§ Exercise requirements
Restate every line below word for word, but drop each picture.

————————

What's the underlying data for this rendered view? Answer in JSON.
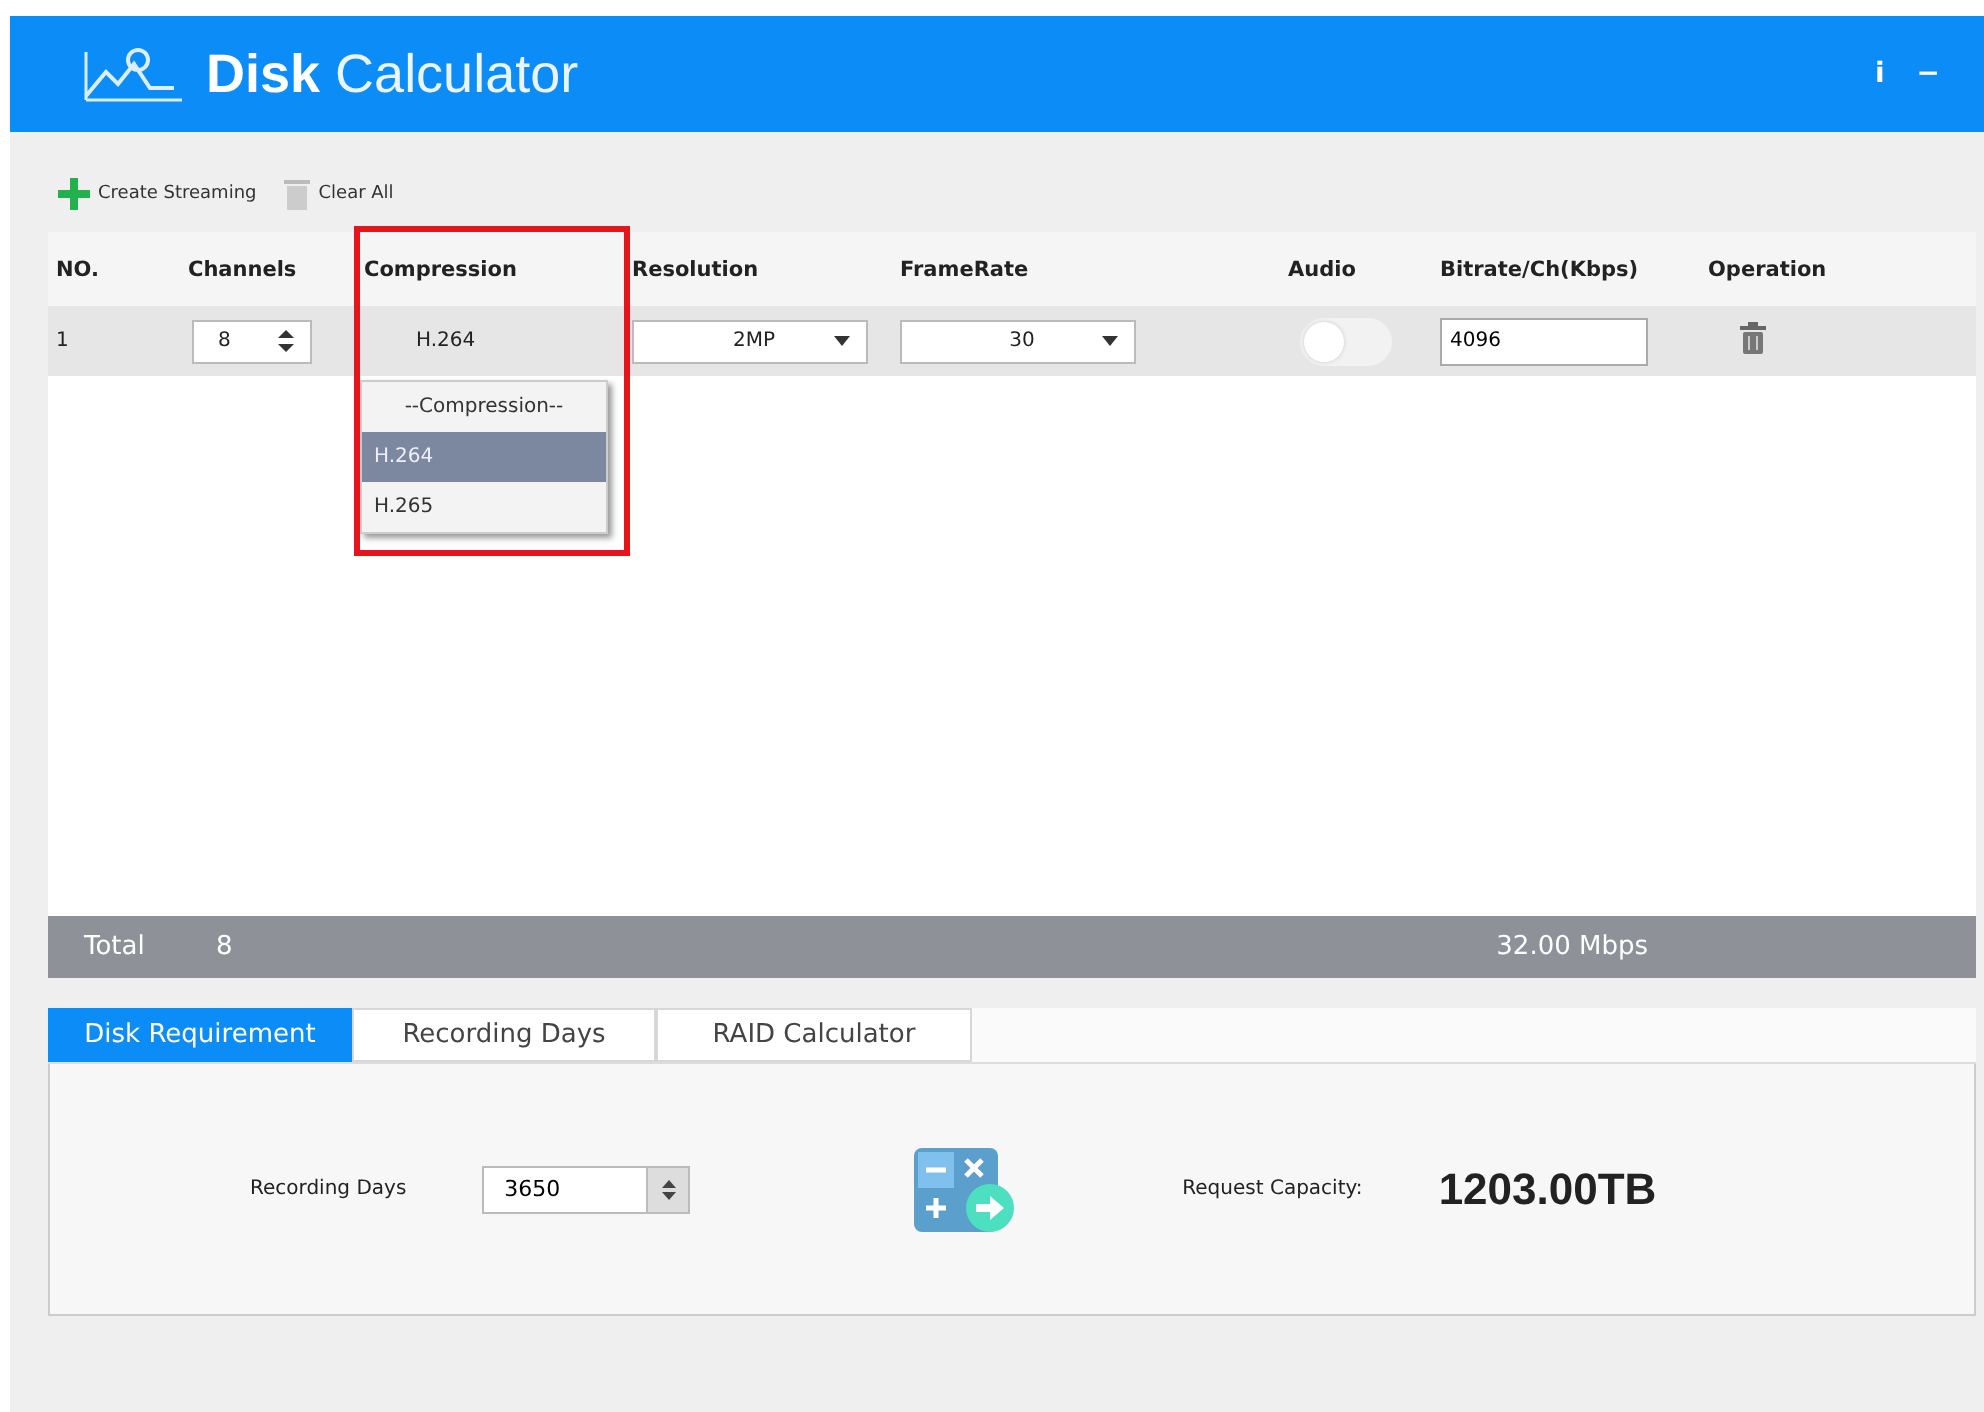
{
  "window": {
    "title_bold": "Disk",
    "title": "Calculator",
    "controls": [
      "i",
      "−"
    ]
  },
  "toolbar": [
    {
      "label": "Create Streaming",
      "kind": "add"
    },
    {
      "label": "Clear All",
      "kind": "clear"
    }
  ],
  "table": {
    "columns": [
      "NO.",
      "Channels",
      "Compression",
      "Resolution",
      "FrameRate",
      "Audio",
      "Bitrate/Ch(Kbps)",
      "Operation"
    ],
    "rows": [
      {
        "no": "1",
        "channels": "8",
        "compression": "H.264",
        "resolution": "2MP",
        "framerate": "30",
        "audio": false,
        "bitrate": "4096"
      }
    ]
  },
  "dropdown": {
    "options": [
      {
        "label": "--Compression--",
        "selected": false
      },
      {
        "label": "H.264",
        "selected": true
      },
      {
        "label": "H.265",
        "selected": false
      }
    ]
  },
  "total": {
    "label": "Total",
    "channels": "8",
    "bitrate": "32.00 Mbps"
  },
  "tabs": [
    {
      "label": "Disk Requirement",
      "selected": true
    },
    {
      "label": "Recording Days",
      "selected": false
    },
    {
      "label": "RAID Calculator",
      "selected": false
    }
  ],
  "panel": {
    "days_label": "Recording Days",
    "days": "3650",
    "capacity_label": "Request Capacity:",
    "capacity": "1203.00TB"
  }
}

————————

§ Result for this exercise
What's the underlying data for this rendered view? Answer in JSON.
{
  "window": {
    "title_bold": "Disk",
    "title": "Calculator",
    "controls": [
      "i",
      "−"
    ]
  },
  "toolbar": [
    {
      "label": "Create Streaming",
      "kind": "add"
    },
    {
      "label": "Clear All",
      "kind": "clear"
    }
  ],
  "table": {
    "columns": [
      "NO.",
      "Channels",
      "Compression",
      "Resolution",
      "FrameRate",
      "Audio",
      "Bitrate/Ch(Kbps)",
      "Operation"
    ],
    "rows": [
      {
        "no": "1",
        "channels": "8",
        "compression": "H.264",
        "resolution": "2MP",
        "framerate": "30",
        "audio": false,
        "bitrate": "4096"
      }
    ]
  },
  "dropdown": {
    "options": [
      {
        "label": "--Compression--",
        "selected": false
      },
      {
        "label": "H.264",
        "selected": true
      },
      {
        "label": "H.265",
        "selected": false
      }
    ]
  },
  "total": {
    "label": "Total",
    "channels": "8",
    "bitrate": "32.00 Mbps"
  },
  "tabs": [
    {
      "label": "Disk Requirement",
      "selected": true
    },
    {
      "label": "Recording Days",
      "selected": false
    },
    {
      "label": "RAID Calculator",
      "selected": false
    }
  ],
  "panel": {
    "days_label": "Recording Days",
    "days": "3650",
    "capacity_label": "Request Capacity:",
    "capacity": "1203.00TB"
  }
}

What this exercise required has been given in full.